On the “Ukrainian question” againWhat the President of Ukraine left out in his speech at the Royal Institute of International Affairs
On April 19, President of Ukraine Petro Poroshenko thanked the UK for its support and solidarity with our country while delivering a speech at the British Royal Institute of International Affairs (Chatham House). He also stressed that “this is not just our fight against Russian aggression and against ‘deliberate territorial grabs.’ This is our common fight for the future of Europe and the future of the Free World, one, which is based on the ‘rule of law,’ not ‘the rule of force.’”
The Ukrainian president, who was on a two-day official visit to Great Britain, aptly quoted famous British prime ministers. Early in his speech, he quoted Winston Churchill, who stated in January 1940, at an early stage of the Second World War: “Each one hopes that if he feeds the crocodile enough, the crocodile will eat him last. All of them hope that the storm will pass before their turn comes to be devoured. But I fear greatly that the storm will not pass. It will rage and it will roar ever more loudly, ever more widely.” According to Poroshenko, the British prime minister’s words are clear and true today as well. Ukraine is now in the place once held by the UK, and there is a crocodile, whom some – if not many – would love to feed today to be safe tomorrow.
The Ukrainian president stressed that Russia does not believe in things like democracy and human rights, but rather in things like “world domination” and “zones of influence,” and it does not play by the rules.
We must pay attention to pretty good arguments put forward by the president as he was making the case for supporting Ukraine.
“First,” he said, “it is not a ‘clash of civilizations,’ like Russia likes to put it, but a clash between the world of rules and the world of blunt force. We chose to be a part of the world of rules – and get punished for it,” Poroshenko stressed.
“Second, Ukraine is an investment into security of all, but it can become successful only with the help of its allies.
“Third, Ukraine is a test, whether the West is indeed in decline (as Russia claims).
“Fourth, Ukraine is an invaluable asset in nuclear non-proliferation.
“If the Budapest Memorandum’s guarantees to Ukraine are forgotten, what is the lesson for the nations contemplating whether to go nuclear?” the president asked rhetorically.
“And the fifth, Ukraine is a fighter, which spends annually five percent of our GDP on defense – more than some NATO members.
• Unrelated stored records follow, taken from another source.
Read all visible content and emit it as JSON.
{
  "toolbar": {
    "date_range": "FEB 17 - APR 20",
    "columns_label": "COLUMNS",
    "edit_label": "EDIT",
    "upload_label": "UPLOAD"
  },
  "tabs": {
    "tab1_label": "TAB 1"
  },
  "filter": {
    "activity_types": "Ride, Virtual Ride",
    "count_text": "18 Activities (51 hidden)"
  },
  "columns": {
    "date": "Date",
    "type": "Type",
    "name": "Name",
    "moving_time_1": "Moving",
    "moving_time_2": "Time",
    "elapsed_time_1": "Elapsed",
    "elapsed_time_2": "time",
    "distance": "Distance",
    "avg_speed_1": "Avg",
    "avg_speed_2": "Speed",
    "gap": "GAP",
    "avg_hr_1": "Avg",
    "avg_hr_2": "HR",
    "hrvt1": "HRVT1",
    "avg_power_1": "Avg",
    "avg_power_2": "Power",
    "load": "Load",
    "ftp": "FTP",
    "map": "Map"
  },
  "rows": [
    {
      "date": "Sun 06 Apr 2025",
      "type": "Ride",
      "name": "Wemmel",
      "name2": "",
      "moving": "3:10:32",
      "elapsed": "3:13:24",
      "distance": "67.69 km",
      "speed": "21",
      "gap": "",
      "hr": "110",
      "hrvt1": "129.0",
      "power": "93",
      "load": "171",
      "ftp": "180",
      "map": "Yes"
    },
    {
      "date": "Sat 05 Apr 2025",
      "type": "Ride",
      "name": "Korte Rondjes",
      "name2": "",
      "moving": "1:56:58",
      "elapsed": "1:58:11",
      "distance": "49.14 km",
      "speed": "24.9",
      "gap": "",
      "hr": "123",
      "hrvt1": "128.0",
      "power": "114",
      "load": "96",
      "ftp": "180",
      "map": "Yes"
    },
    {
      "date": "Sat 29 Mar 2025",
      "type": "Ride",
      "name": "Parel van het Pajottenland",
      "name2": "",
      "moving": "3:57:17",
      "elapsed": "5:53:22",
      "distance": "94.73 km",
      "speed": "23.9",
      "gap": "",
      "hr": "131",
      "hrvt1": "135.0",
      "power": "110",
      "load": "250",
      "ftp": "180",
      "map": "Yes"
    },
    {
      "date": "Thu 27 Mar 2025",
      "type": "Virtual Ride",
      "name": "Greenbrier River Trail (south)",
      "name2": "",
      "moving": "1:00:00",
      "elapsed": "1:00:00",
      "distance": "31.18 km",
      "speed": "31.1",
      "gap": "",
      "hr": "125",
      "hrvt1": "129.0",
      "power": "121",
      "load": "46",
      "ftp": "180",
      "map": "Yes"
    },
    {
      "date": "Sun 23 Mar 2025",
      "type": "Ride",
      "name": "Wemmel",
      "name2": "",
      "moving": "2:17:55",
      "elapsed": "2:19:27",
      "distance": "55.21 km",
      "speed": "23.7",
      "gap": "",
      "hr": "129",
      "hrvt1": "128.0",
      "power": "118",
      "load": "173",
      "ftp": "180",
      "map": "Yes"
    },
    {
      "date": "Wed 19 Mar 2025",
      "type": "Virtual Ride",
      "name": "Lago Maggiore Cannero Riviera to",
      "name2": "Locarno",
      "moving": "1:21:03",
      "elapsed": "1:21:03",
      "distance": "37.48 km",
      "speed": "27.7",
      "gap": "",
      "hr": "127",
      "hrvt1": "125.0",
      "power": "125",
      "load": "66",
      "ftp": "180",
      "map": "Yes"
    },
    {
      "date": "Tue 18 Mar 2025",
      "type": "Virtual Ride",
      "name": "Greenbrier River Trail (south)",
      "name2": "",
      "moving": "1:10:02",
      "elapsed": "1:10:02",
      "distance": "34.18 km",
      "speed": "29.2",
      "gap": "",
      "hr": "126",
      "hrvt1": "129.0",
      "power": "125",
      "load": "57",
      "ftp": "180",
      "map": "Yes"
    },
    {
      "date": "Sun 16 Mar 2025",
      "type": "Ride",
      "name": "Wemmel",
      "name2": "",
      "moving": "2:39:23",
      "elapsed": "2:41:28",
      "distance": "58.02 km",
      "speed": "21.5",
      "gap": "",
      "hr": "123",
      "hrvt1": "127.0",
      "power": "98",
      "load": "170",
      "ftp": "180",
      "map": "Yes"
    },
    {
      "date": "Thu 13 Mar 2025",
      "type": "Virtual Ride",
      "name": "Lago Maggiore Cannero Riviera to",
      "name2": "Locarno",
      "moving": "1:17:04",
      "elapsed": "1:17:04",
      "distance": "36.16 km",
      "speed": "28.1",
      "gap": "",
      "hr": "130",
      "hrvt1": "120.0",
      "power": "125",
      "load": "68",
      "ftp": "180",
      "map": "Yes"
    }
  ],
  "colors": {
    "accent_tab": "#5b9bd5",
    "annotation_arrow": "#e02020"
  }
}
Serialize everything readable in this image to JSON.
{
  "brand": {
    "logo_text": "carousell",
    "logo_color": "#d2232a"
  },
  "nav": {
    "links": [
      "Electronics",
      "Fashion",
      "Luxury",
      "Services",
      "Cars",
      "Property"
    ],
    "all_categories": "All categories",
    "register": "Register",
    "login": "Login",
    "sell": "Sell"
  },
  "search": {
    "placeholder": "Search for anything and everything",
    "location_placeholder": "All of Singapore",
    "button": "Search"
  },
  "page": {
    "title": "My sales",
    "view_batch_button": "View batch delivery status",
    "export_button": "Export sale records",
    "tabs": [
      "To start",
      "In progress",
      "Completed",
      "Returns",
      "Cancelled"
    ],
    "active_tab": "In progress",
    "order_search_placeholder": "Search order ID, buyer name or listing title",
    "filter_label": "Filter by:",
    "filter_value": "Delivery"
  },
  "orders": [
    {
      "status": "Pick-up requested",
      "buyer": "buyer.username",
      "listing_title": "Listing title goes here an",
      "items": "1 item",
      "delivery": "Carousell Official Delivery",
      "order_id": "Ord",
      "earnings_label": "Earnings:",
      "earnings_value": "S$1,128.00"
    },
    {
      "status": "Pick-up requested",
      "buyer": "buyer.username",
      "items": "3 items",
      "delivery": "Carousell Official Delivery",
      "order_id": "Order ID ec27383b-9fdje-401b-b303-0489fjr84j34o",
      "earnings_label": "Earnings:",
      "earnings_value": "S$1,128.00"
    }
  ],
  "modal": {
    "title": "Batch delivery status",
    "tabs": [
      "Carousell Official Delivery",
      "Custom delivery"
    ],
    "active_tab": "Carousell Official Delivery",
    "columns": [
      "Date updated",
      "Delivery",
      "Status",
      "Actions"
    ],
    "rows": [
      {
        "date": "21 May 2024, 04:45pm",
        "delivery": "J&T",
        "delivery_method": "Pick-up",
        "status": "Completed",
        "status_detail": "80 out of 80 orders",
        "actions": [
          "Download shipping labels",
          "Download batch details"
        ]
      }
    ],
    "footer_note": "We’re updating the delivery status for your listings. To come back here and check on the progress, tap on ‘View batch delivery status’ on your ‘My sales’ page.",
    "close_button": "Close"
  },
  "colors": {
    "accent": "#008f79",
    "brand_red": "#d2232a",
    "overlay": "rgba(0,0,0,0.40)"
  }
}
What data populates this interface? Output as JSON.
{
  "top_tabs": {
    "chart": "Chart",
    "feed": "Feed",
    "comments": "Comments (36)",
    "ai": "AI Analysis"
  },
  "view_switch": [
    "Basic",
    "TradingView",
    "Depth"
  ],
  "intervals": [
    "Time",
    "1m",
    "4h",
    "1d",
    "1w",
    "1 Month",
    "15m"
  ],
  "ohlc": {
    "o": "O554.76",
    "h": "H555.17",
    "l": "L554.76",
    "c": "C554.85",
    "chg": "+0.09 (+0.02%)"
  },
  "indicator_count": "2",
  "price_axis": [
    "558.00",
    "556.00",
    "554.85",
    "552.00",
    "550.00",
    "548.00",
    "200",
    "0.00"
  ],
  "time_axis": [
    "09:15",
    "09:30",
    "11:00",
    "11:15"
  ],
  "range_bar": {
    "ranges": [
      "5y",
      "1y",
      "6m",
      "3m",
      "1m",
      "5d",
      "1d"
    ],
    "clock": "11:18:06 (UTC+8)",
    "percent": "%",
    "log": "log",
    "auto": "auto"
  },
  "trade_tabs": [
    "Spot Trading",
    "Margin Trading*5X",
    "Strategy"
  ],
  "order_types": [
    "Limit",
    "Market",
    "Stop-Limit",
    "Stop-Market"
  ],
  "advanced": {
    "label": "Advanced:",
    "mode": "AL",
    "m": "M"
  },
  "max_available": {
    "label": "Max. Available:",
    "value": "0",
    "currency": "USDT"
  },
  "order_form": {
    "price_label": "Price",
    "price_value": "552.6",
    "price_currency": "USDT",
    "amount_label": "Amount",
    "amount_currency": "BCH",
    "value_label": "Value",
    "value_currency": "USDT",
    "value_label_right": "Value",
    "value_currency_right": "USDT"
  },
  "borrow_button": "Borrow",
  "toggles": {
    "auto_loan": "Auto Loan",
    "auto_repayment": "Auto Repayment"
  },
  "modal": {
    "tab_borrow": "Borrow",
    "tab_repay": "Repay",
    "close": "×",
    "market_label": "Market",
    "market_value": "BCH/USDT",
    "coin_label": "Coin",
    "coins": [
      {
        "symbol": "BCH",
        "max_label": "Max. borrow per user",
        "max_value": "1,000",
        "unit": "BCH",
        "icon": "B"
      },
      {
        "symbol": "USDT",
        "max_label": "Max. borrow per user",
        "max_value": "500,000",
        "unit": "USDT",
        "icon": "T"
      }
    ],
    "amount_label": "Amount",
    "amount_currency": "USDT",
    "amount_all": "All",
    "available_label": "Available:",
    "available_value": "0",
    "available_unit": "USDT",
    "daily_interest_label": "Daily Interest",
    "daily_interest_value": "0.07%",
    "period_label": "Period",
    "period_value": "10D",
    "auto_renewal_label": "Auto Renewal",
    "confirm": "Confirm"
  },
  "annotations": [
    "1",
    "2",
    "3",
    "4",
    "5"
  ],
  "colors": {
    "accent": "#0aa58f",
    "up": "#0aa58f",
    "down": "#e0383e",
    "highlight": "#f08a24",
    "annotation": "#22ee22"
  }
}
It is the only army that not only faces the Russian aggression, but also is capable to contain it, effectively.”
But equally important, in our opinion, is what the president of Ukraine left out in his speech, even though it could have actually enhanced the impression of the importance of the “Ukrainian question” for the UK. In particular, he should have recalled the statement of the famous British journalist Lancelot Lawton, who believed 82 years ago that the success of British policy in Eastern Europe hinged on including Ukraine in the Western European system. “Independent and autonomous Ukraine,” he wrote, “is essential for European economic progress and world peace.” He said it on May 29, 1935 on the premises of the House of Commons of the British Parliament, where public hearings devoted to the situation around Ukraine were held at the initiative of the Anglo-Ukrainian Committee. Lawton gave there an address which was eloquently titled “The Ukrainian Question” and was later published on behalf of the committee. Asked what should be the stance of Great Britain, he said: “What should be the attitude of Great Britain? Our attitude, I think, should be the Ukrainian attitude. We should stand on the side of Ukraine and of any nation who is ready to help her on terms she is willing to accept. In other words, we should strive to bring about a solution such as Ukraine herself desires.”